> [Work required] Present each line of the entries below that holds the word "true".

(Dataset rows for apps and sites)
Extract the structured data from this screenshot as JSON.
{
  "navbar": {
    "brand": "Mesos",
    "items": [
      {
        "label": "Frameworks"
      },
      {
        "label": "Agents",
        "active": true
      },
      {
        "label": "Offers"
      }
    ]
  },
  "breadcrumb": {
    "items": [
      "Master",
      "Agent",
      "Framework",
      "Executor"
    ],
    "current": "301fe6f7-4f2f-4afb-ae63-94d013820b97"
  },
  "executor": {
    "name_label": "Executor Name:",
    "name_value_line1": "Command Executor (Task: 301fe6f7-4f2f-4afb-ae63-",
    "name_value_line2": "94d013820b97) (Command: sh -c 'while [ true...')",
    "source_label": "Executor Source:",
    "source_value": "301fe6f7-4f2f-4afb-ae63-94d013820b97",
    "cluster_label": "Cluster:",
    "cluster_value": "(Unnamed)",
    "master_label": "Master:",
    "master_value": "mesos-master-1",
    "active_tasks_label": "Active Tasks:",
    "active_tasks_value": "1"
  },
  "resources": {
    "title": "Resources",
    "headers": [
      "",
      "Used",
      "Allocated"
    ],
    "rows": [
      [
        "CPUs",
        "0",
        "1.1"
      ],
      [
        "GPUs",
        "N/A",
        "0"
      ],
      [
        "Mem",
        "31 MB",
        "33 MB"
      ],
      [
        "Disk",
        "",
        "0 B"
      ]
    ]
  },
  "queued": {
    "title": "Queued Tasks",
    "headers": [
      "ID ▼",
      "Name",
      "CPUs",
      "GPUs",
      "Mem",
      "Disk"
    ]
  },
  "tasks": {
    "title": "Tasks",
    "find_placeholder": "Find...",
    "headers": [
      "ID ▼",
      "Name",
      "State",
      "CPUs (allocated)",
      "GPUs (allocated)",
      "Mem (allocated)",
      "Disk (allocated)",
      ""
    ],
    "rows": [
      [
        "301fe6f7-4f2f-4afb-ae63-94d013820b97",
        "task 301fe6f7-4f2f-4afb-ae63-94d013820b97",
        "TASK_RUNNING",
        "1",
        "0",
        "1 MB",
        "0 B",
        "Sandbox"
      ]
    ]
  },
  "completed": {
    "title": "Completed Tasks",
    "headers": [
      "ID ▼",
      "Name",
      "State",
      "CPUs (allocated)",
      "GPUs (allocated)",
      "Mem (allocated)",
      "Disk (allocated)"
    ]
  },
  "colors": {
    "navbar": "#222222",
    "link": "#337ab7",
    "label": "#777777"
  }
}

> [Task response]
        "active": true
    "name_value_line2": "94d013820b97) (Command: sh -c 'while [ true...')",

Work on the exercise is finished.